WHAT YOU NEED TO DO
Each entry must be given again exactly as it appears, with images excluded.

MATERIAL TO PROCESS section start

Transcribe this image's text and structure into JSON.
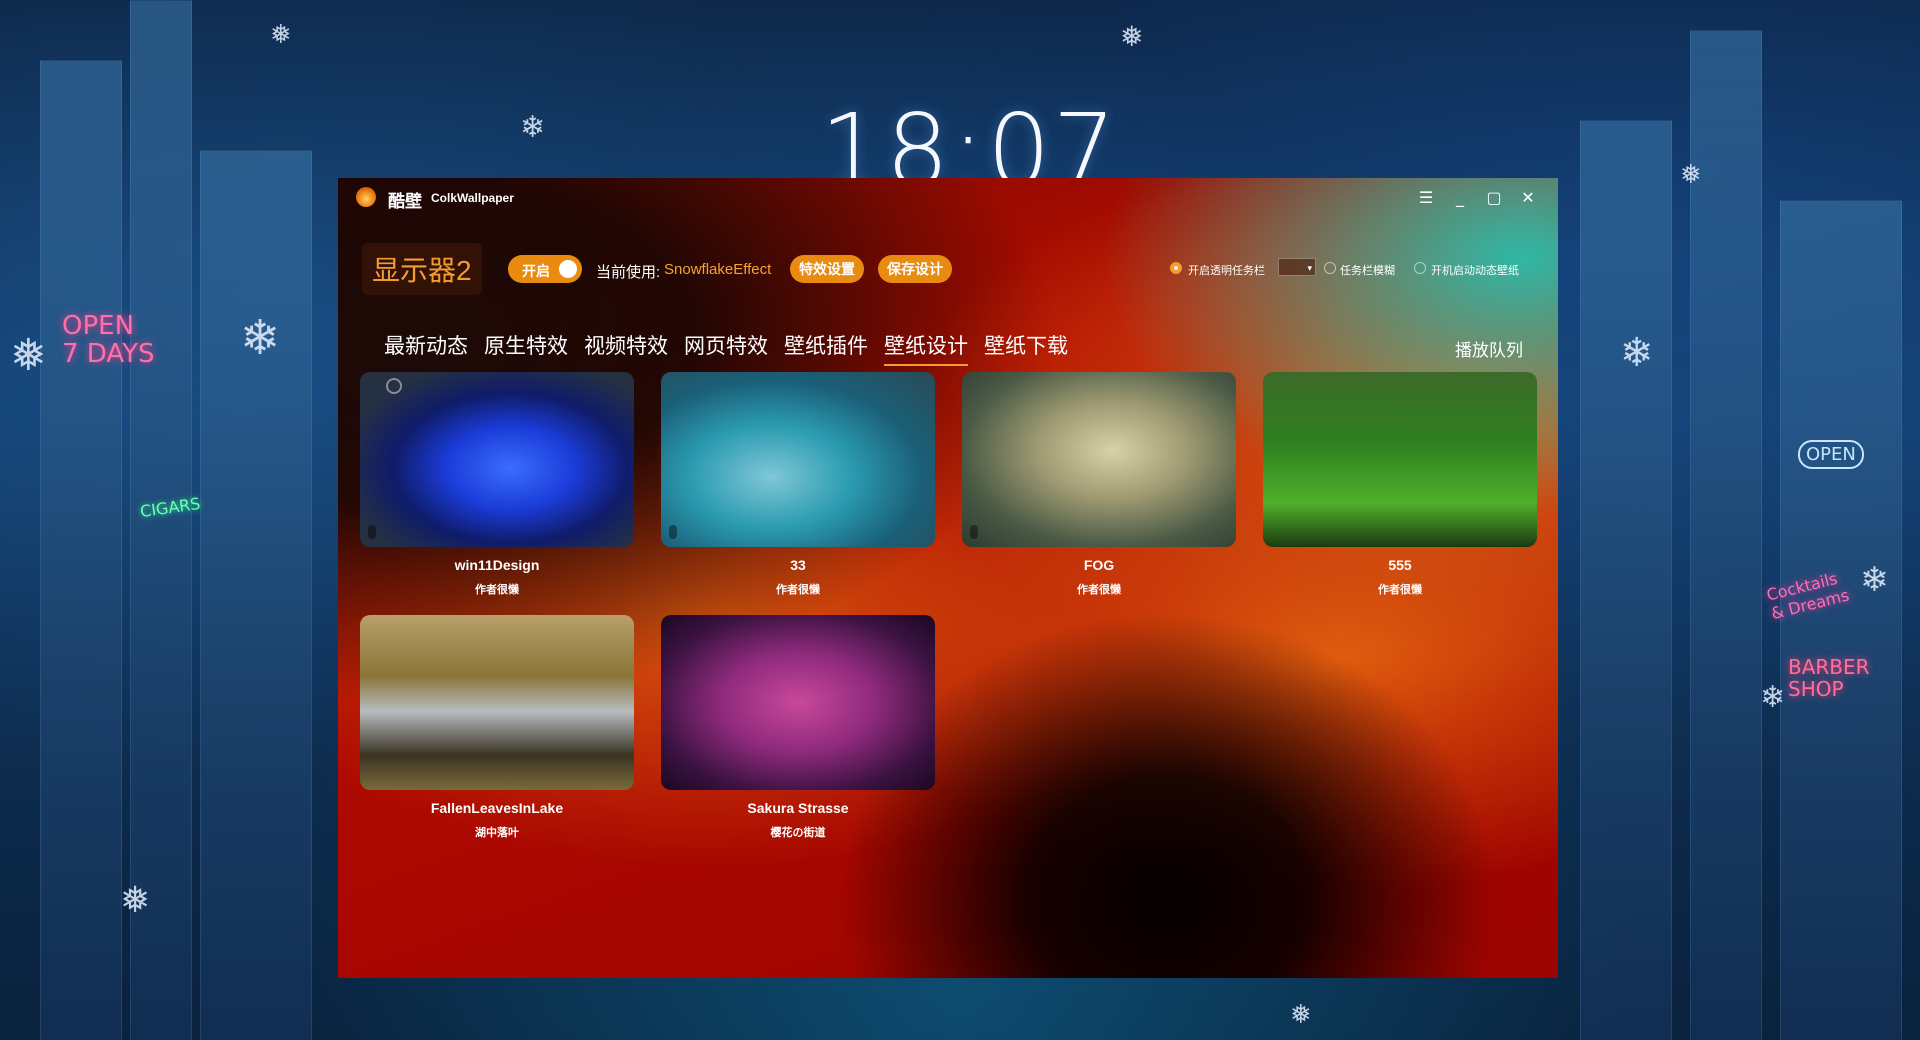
{
  "desktop": {
    "clock": "18:07",
    "neon_signs": [
      "OPEN\n7 DAYS",
      "CIGARS",
      "OPEN",
      "BARBER\nSHOP",
      "Cocktails & Dreams"
    ]
  },
  "window": {
    "app_name_cn": "酷壁",
    "app_name_en": "ColkWallpaper",
    "controls": {
      "menu_icon": "menu-icon",
      "minimize_icon": "minimize-icon",
      "maximize_icon": "maximize-icon",
      "close_icon": "close-icon"
    }
  },
  "toolbar": {
    "monitor_label": "显示器2",
    "toggle_label": "开启",
    "toggle_on": true,
    "current_label": "当前使用:",
    "current_effect": "SnowflakeEffect",
    "effect_settings_label": "特效设置",
    "save_design_label": "保存设计",
    "options": [
      {
        "label": "开启透明任务栏",
        "checked": true
      },
      {
        "label": "任务栏模糊",
        "checked": false
      },
      {
        "label": "开机启动动态壁纸",
        "checked": false
      }
    ]
  },
  "nav": {
    "tabs": [
      "最新动态",
      "原生特效",
      "视频特效",
      "网页特效",
      "壁纸插件",
      "壁纸设计",
      "壁纸下载"
    ],
    "active": "壁纸设计",
    "queue_label": "播放队列"
  },
  "cards": [
    {
      "title": "win11Design",
      "author": "作者很懒"
    },
    {
      "title": "33",
      "author": "作者很懒"
    },
    {
      "title": "FOG",
      "author": "作者很懒"
    },
    {
      "title": "555",
      "author": "作者很懒"
    },
    {
      "title": "FallenLeavesInLake",
      "author": "湖中落叶"
    },
    {
      "title": "Sakura Strasse",
      "author": "樱花の街道"
    }
  ],
  "colors": {
    "accent": "#e98b10",
    "accent_text": "#f39c2f",
    "window_bg": "#b20c00"
  }
}
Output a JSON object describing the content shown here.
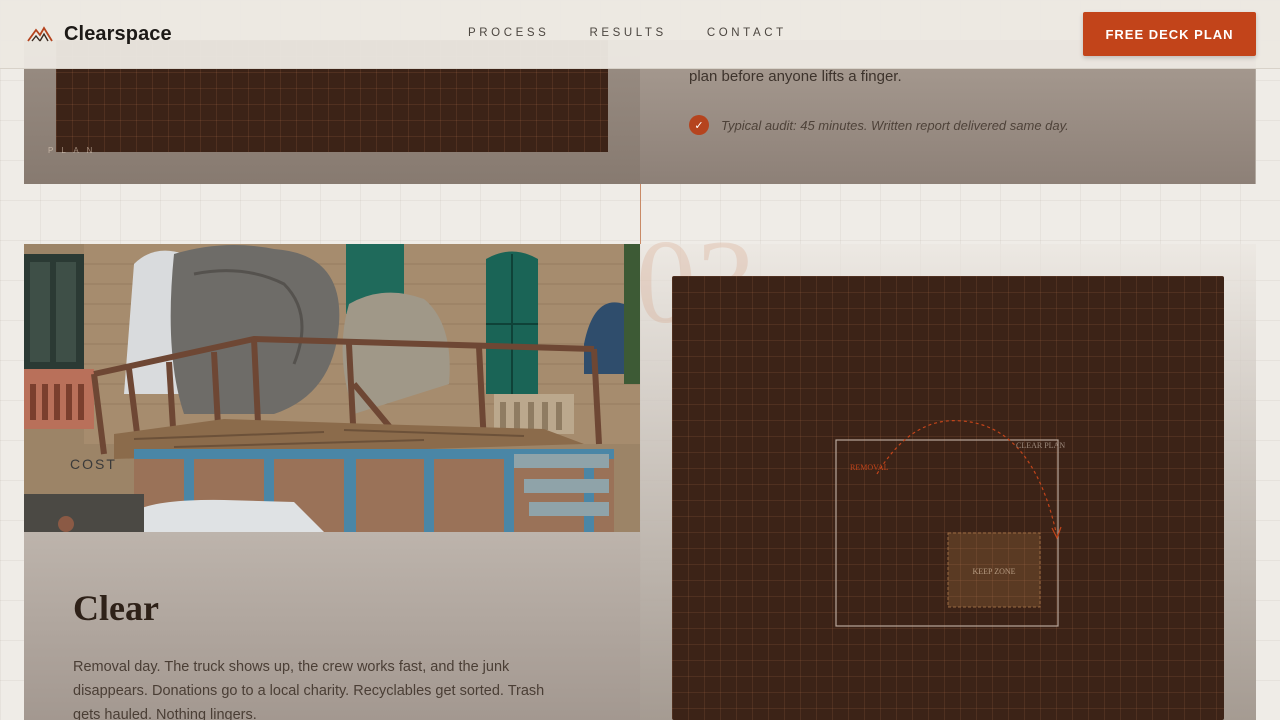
{
  "brand": {
    "name": "Clearspace",
    "accent": "#c2441a"
  },
  "nav": {
    "items": [
      "PROCESS",
      "RESULTS",
      "CONTACT"
    ]
  },
  "header": {
    "cta_label": "FREE DECK PLAN"
  },
  "previous_step": {
    "plan_caption": "P L A N",
    "text": "plan before anyone lifts a finger.",
    "note": "Typical audit: 45 minutes. Written report delivered same day."
  },
  "step": {
    "number": "03",
    "photo_label": "COST",
    "title": "Clear",
    "body": "Removal day. The truck shows up, the crew works fast, and the junk disappears. Donations go to a local charity. Recyclables get sorted. Trash gets hauled. Nothing lingers."
  },
  "plan_diagram": {
    "label_removal": "REMOVAL",
    "label_clear_plan": "CLEAR PLAN",
    "label_keep_zone": "KEEP ZONE"
  }
}
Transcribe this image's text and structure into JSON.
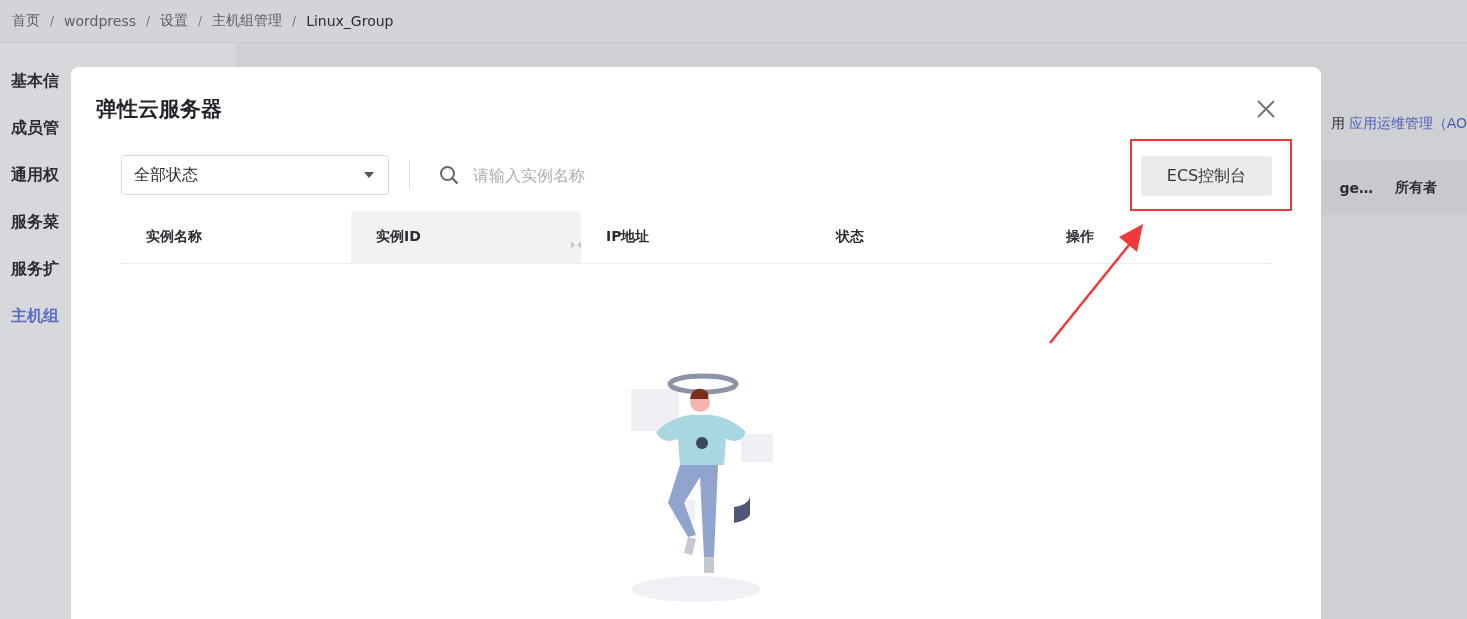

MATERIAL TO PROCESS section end

EXPECTED OUTPUT
Transcribe this image's text and structure into JSON.
{
  "desktop": {
    "clock": "18:07",
    "neon_signs": [
      "OPEN\n7 DAYS",
      "CIGARS",
      "OPEN",
      "BARBER\nSHOP",
      "Cocktails & Dreams"
    ]
  },
  "window": {
    "app_name_cn": "酷壁",
    "app_name_en": "ColkWallpaper",
    "controls": {
      "menu_icon": "menu-icon",
      "minimize_icon": "minimize-icon",
      "maximize_icon": "maximize-icon",
      "close_icon": "close-icon"
    }
  },
  "toolbar": {
    "monitor_label": "显示器2",
    "toggle_label": "开启",
    "toggle_on": true,
    "current_label": "当前使用:",
    "current_effect": "SnowflakeEffect",
    "effect_settings_label": "特效设置",
    "save_design_label": "保存设计",
    "options": [
      {
        "label": "开启透明任务栏",
        "checked": true
      },
      {
        "label": "任务栏模糊",
        "checked": false
      },
      {
        "label": "开机启动动态壁纸",
        "checked": false
      }
    ]
  },
  "nav": {
    "tabs": [
      "最新动态",
      "原生特效",
      "视频特效",
      "网页特效",
      "壁纸插件",
      "壁纸设计",
      "壁纸下载"
    ],
    "active": "壁纸设计",
    "queue_label": "播放队列"
  },
  "cards": [
    {
      "title": "win11Design",
      "author": "作者很懒"
    },
    {
      "title": "33",
      "author": "作者很懒"
    },
    {
      "title": "FOG",
      "author": "作者很懒"
    },
    {
      "title": "555",
      "author": "作者很懒"
    },
    {
      "title": "FallenLeavesInLake",
      "author": "湖中落叶"
    },
    {
      "title": "Sakura Strasse",
      "author": "樱花の街道"
    }
  ],
  "colors": {
    "accent": "#e98b10",
    "accent_text": "#f39c2f",
    "window_bg": "#b20c00"
  }
}
Output a JSON object describing the content shown here.
{
  "brand": {
    "name": "Clearspace",
    "accent": "#c2441a"
  },
  "nav": {
    "items": [
      "PROCESS",
      "RESULTS",
      "CONTACT"
    ]
  },
  "header": {
    "cta_label": "FREE DECK PLAN"
  },
  "previous_step": {
    "plan_caption": "P L A N",
    "text": "plan before anyone lifts a finger.",
    "note": "Typical audit: 45 minutes. Written report delivered same day."
  },
  "step": {
    "number": "03",
    "photo_label": "COST",
    "title": "Clear",
    "body": "Removal day. The truck shows up, the crew works fast, and the junk disappears. Donations go to a local charity. Recyclables get sorted. Trash gets hauled. Nothing lingers."
  },
  "plan_diagram": {
    "label_removal": "REMOVAL",
    "label_clear_plan": "CLEAR PLAN",
    "label_keep_zone": "KEEP ZONE"
  }
}
Transcribe this image's text and structure into JSON.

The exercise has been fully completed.